The exhibition is comprised of photographic work and sculpture. Brittany Ann Campbell’s installation of found gloves hanging from tree branches is a memorial, reminiscent of disregarded pairs of shoes found hanging on telephone lines or in trees. The act of gathering the forgotten gloves is a tender gesture, the result of a year’s worth of collecting. The series of portraits next to the installation, featuring the gloves interacting with a disembodied hand, gives the objects life and presents an intimate moment. The prints are created from scanning the interaction between glove and hand, flattening the image and allowing us to witness a simulacrum of a moment we’ve all experienced at one time or another.
Whereas Campbell’s work confronts us with tenderness and the collection of disregarded or lost memories, Zachariah Szabo’s work acts as a chameleon, taking on other people’s memories and making them his own.
Szabo creates still lifes through arranging objects that mimic ones he encountered throughout his childhood in other peoples’ homes. The photographs, printed on adhesive paper and mounted directly to the wall, are loaded with patterns, pastel colors, and floral imagery. The tchotchkes featured in the work evoke nostalgia. They seem like the same ones that lined the shelves and dressers of your grandparent’s house. These compositions and their parts are familiar without ever actually existing – an implantation of memory.
On the floor of the gallery is a collection of glass blocks with a strip of white paint on the sides, resembling thick books. Perched on top of the neat pile is a pink ceramic figurine, a kitschy foil to the clear architectural glass. This sculpture acts as a physical manifestation of the content presented in the photographic prints.

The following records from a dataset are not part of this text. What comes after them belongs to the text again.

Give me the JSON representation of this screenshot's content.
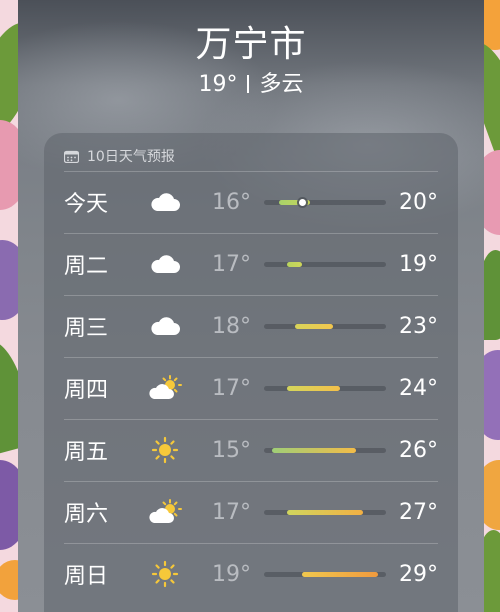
{
  "header": {
    "city": "万宁市",
    "current_temp": "19°",
    "condition": "多云"
  },
  "forecast": {
    "title": "10日天气预报",
    "icon": "calendar-icon",
    "range": {
      "min": 14,
      "max": 30
    },
    "current_temp_value": 19,
    "days": [
      {
        "day": "今天",
        "icon": "cloud-icon",
        "low": "16°",
        "high": "20°",
        "low_value": 16,
        "high_value": 20,
        "current": true,
        "colors": [
          "#a8d26a",
          "#c8d65a"
        ]
      },
      {
        "day": "周二",
        "icon": "cloud-icon",
        "low": "17°",
        "high": "19°",
        "low_value": 17,
        "high_value": 19,
        "current": false,
        "colors": [
          "#b8d45e",
          "#cfd65a"
        ]
      },
      {
        "day": "周三",
        "icon": "cloud-icon",
        "low": "18°",
        "high": "23°",
        "low_value": 18,
        "high_value": 23,
        "current": false,
        "colors": [
          "#d8d45a",
          "#f2c64e"
        ]
      },
      {
        "day": "周四",
        "icon": "sun-behind-cloud-icon",
        "low": "17°",
        "high": "24°",
        "low_value": 17,
        "high_value": 24,
        "current": false,
        "colors": [
          "#d4d65c",
          "#f4c04a"
        ]
      },
      {
        "day": "周五",
        "icon": "sun-icon",
        "low": "15°",
        "high": "26°",
        "low_value": 15,
        "high_value": 26,
        "current": false,
        "colors": [
          "#9fce78",
          "#f3bc48"
        ]
      },
      {
        "day": "周六",
        "icon": "sun-behind-cloud-icon",
        "low": "17°",
        "high": "27°",
        "low_value": 17,
        "high_value": 27,
        "current": false,
        "colors": [
          "#d0d55e",
          "#f2b044"
        ]
      },
      {
        "day": "周日",
        "icon": "sun-icon",
        "low": "19°",
        "high": "29°",
        "low_value": 19,
        "high_value": 29,
        "current": false,
        "colors": [
          "#f0c84e",
          "#f09a3e"
        ]
      }
    ]
  }
}
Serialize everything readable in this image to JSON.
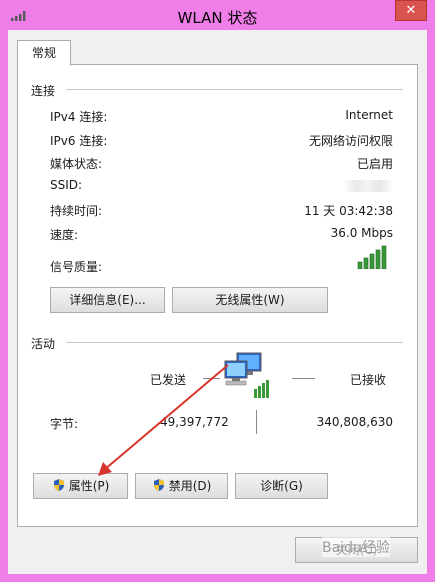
{
  "window": {
    "title": "WLAN 状态",
    "close_glyph": "✕"
  },
  "tabs": [
    {
      "label": "常规"
    }
  ],
  "connection": {
    "header": "连接",
    "rows": [
      {
        "key": "IPv4 连接:",
        "value": "Internet"
      },
      {
        "key": "IPv6 连接:",
        "value": "无网络访问权限"
      },
      {
        "key": "媒体状态:",
        "value": "已启用"
      },
      {
        "key": "SSID:",
        "value": ""
      },
      {
        "key": "持续时间:",
        "value": "11 天 03:42:38"
      },
      {
        "key": "速度:",
        "value": "36.0 Mbps"
      },
      {
        "key": "信号质量:",
        "value": ""
      }
    ],
    "signal_bars": 5,
    "details_button": "详细信息(E)...",
    "wireless_props_button": "无线属性(W)"
  },
  "activity": {
    "header": "活动",
    "sent_label": "已发送",
    "received_label": "已接收",
    "bytes_label": "字节:",
    "bytes_sent": "49,397,772",
    "bytes_received": "340,808,630"
  },
  "buttons": {
    "properties": "属性(P)",
    "disable": "禁用(D)",
    "diagnose": "诊断(G)",
    "close": "关闭(C)"
  },
  "watermark": "Baidu经验",
  "colors": {
    "frame": "#f07ee8",
    "annotation_arrow": "#d9342b",
    "signal": "#3a9a3a"
  },
  "icons": [
    "wifi-signal-icon",
    "network-computers-icon",
    "shield-icon"
  ]
}
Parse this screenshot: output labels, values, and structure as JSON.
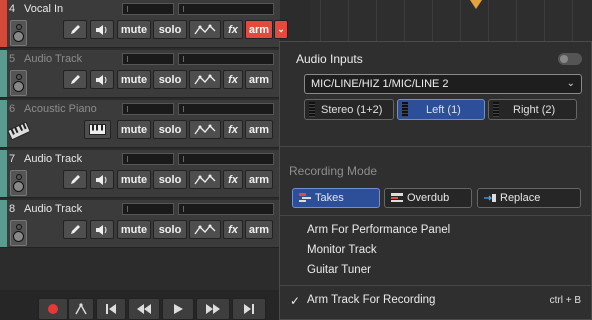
{
  "tracks": [
    {
      "number": "4",
      "name": "Vocal In",
      "color": "#d44a3a",
      "armed": true
    },
    {
      "number": "5",
      "name": "Audio Track",
      "color": "#5b9b8f",
      "armed": false
    },
    {
      "number": "6",
      "name": "Acoustic Piano",
      "color": "#5b9b8f",
      "armed": false
    },
    {
      "number": "7",
      "name": "Audio Track",
      "color": "#5b9b8f",
      "armed": false
    },
    {
      "number": "8",
      "name": "Audio Track",
      "color": "#5b9b8f",
      "armed": false
    }
  ],
  "buttons": {
    "mute": "mute",
    "solo": "solo",
    "fx": "fx",
    "arm": "arm"
  },
  "panel": {
    "title": "Audio Inputs",
    "input_select": "MIC/LINE/HIZ 1/MIC/LINE 2",
    "channels": [
      "Stereo (1+2)",
      "Left (1)",
      "Right (2)"
    ],
    "selected_channel": "Left (1)",
    "recording_mode_label": "Recording Mode",
    "modes": [
      "Takes",
      "Overdub",
      "Replace"
    ],
    "selected_mode": "Takes",
    "menu_items": [
      "Arm For Performance Panel",
      "Monitor Track",
      "Guitar Tuner"
    ],
    "checked_item": "Arm Track For Recording",
    "checked_shortcut": "ctrl + B"
  },
  "icons": {
    "input_monitor": "speaker-icon",
    "edit": "pencil-icon",
    "volume": "volume-icon",
    "automation": "automation-icon",
    "instrument": "keyboard-icon",
    "dropdown": "chevron-down-icon",
    "record": "record-icon",
    "rewind": "rewind-icon",
    "play": "play-icon",
    "fast_forward": "fast-forward-icon",
    "go_to_start": "go-to-start-icon",
    "go_to_end": "go-to-end-icon",
    "check": "checkmark-icon"
  },
  "colors": {
    "accent": "#2d4f9a",
    "arm": "#e24a3b",
    "marker": "#e3a33a"
  }
}
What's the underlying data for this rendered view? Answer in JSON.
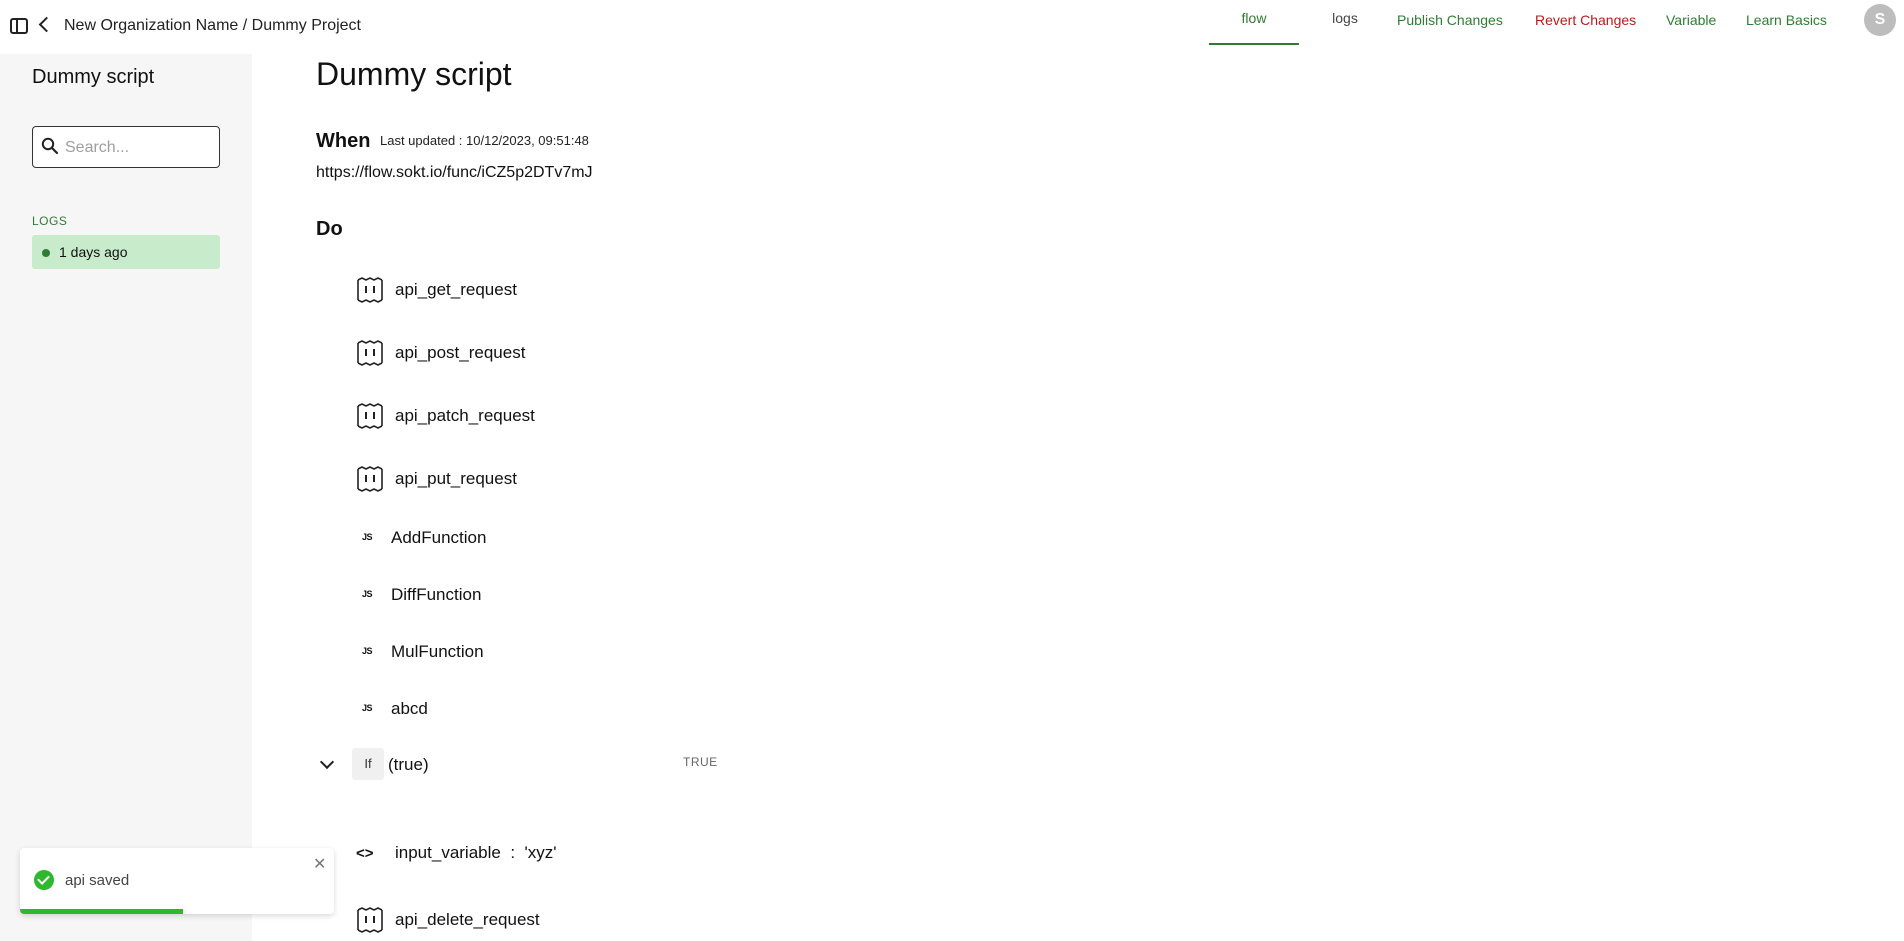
{
  "header": {
    "breadcrumb": "New Organization Name / Dummy Project",
    "tabs": [
      {
        "label": "flow",
        "active": true
      },
      {
        "label": "logs",
        "active": false
      }
    ],
    "actions": {
      "publish": "Publish Changes",
      "revert": "Revert Changes",
      "variable": "Variable",
      "learn": "Learn Basics"
    },
    "avatar_initial": "S"
  },
  "sidebar": {
    "title": "Dummy script",
    "search_placeholder": "Search...",
    "logs_heading": "LOGS",
    "log_items": [
      {
        "label": "1 days ago"
      }
    ]
  },
  "main": {
    "title": "Dummy script",
    "when_label": "When",
    "last_updated": "Last updated : 10/12/2023, 09:51:48",
    "url": "https://flow.sokt.io/func/iCZ5p2DTv7mJ",
    "do_label": "Do",
    "steps": [
      {
        "type": "api",
        "label": "api_get_request",
        "icon": "api-icon"
      },
      {
        "type": "api",
        "label": "api_post_request",
        "icon": "api-icon"
      },
      {
        "type": "api",
        "label": "api_patch_request",
        "icon": "api-icon"
      },
      {
        "type": "api",
        "label": "api_put_request",
        "icon": "api-icon"
      },
      {
        "type": "js",
        "label": "AddFunction",
        "icon": "js-icon",
        "badge": "JS"
      },
      {
        "type": "js",
        "label": "DiffFunction",
        "icon": "js-icon",
        "badge": "JS"
      },
      {
        "type": "js",
        "label": "MulFunction",
        "icon": "js-icon",
        "badge": "JS"
      },
      {
        "type": "js",
        "label": "abcd",
        "icon": "js-icon",
        "badge": "JS"
      }
    ],
    "if_block": {
      "badge": "If",
      "condition": "(true)",
      "result": "TRUE",
      "variable": {
        "name": "input_variable",
        "separator": ":",
        "value": "'xyz'"
      },
      "nested_step": {
        "type": "api",
        "label": "api_delete_request",
        "icon": "api-icon"
      }
    }
  },
  "toast": {
    "message": "api saved",
    "progress": 0.52
  },
  "colors": {
    "accent_green": "#2e7d32",
    "danger_red": "#b71c1c",
    "log_item_bg": "#c8ebcb",
    "toast_green": "#2eb82e"
  }
}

Szabo’s works seems to span from childhood to death with no in-between. Slabs of granite, each with its own vinyl epitaph mounted on the surface, are lined up on the floor. Statements such as “I don’t understand you, you’re a cold person,” “Throw away your family tree books, it’s just paper to you,” and “You attended a mass for me under duress,” are words that seem like many we’ve often thought but would never say, rendered in a material that isn’t meant to last. The series of slabs present a sardonic eulogy to someone we’ve never met, and at the same time, all the people we’ve ever known.

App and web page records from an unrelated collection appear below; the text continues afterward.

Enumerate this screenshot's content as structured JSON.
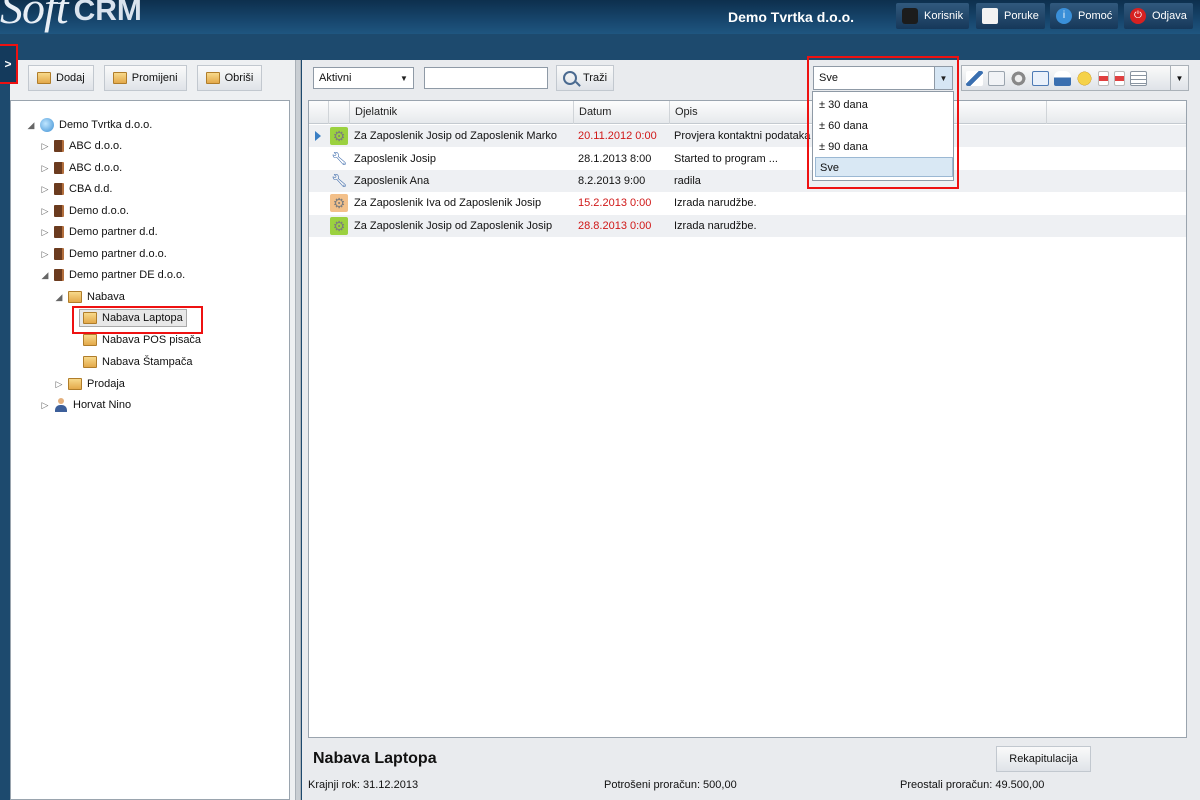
{
  "app": {
    "logo_part1": "Soft",
    "logo_part2": "CRM",
    "company": "Demo Tvrtka d.o.o."
  },
  "header": {
    "buttons": [
      {
        "label": "Korisnik",
        "icon": "user-icon"
      },
      {
        "label": "Poruke",
        "icon": "message-icon"
      },
      {
        "label": "Pomoć",
        "icon": "help-icon"
      },
      {
        "label": "Odjava",
        "icon": "power-icon"
      }
    ]
  },
  "side_toggle": ">",
  "left_toolbar": {
    "add_label": "Dodaj",
    "edit_label": "Promijeni",
    "delete_label": "Obriši"
  },
  "tree": {
    "root": "Demo Tvrtka d.o.o.",
    "nodes": [
      "ABC d.o.o.",
      "ABC d.o.o.",
      "CBA d.d.",
      "Demo d.o.o.",
      "Demo partner d.d.",
      "Demo partner d.o.o.",
      "Demo partner DE d.o.o.",
      "Nabava",
      "Nabava Laptopa",
      "Nabava POS pisača",
      "Nabava Štampača",
      "Prodaja",
      "Horvat Nino"
    ]
  },
  "filters": {
    "status": "Aktivni",
    "search_value": "",
    "search_label": "Traži",
    "period_selected": "Sve",
    "period_options": [
      "± 30 dana",
      "± 60 dana",
      "± 90 dana",
      "Sve"
    ]
  },
  "grid": {
    "columns": [
      "Djelatnik",
      "Datum",
      "Opis"
    ],
    "rows": [
      {
        "type": "gear",
        "worker": "Za Zaposlenik Josip od Zaposlenik Marko",
        "date": "20.11.2012 0:00",
        "desc": "Provjera kontaktni podataka",
        "overdue": true,
        "highlight": "#9bd13f"
      },
      {
        "type": "wrench",
        "worker": "Zaposlenik Josip",
        "date": "28.1.2013 8:00",
        "desc": "Started to program ...",
        "overdue": false
      },
      {
        "type": "wrench",
        "worker": "Zaposlenik Ana",
        "date": "8.2.2013 9:00",
        "desc": "radila",
        "overdue": false
      },
      {
        "type": "gear",
        "worker": "Za Zaposlenik Iva od Zaposlenik Josip",
        "date": "15.2.2013 0:00",
        "desc": "Izrada narudžbe.",
        "overdue": true,
        "highlight": "#f3c08a"
      },
      {
        "type": "gear",
        "worker": "Za Zaposlenik Josip od Zaposlenik Josip",
        "date": "28.8.2013 0:00",
        "desc": "Izrada narudžbe.",
        "overdue": true,
        "highlight": "#9bd13f"
      }
    ]
  },
  "footer": {
    "title": "Nabava Laptopa",
    "recap_label": "Rekapitulacija",
    "deadline": "Krajnji rok: 31.12.2013",
    "spent": "Potrošeni proračun: 500,00",
    "remaining": "Preostali proračun: 49.500,00"
  }
}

There are moments of tenderness in this exhibition but upon closer inspection many of these moments are fabrications with a certain edge to them. It’s moments like this within the exhibition where the artists’ challenge of the idea of memory is apparent, revealing that it isn’t all that we thought it was. None of these memories are the artists’ own, but rather moments and mementos collected and displayed for us to reflect on the idea of memories and their value. And ultimately, their fallacies.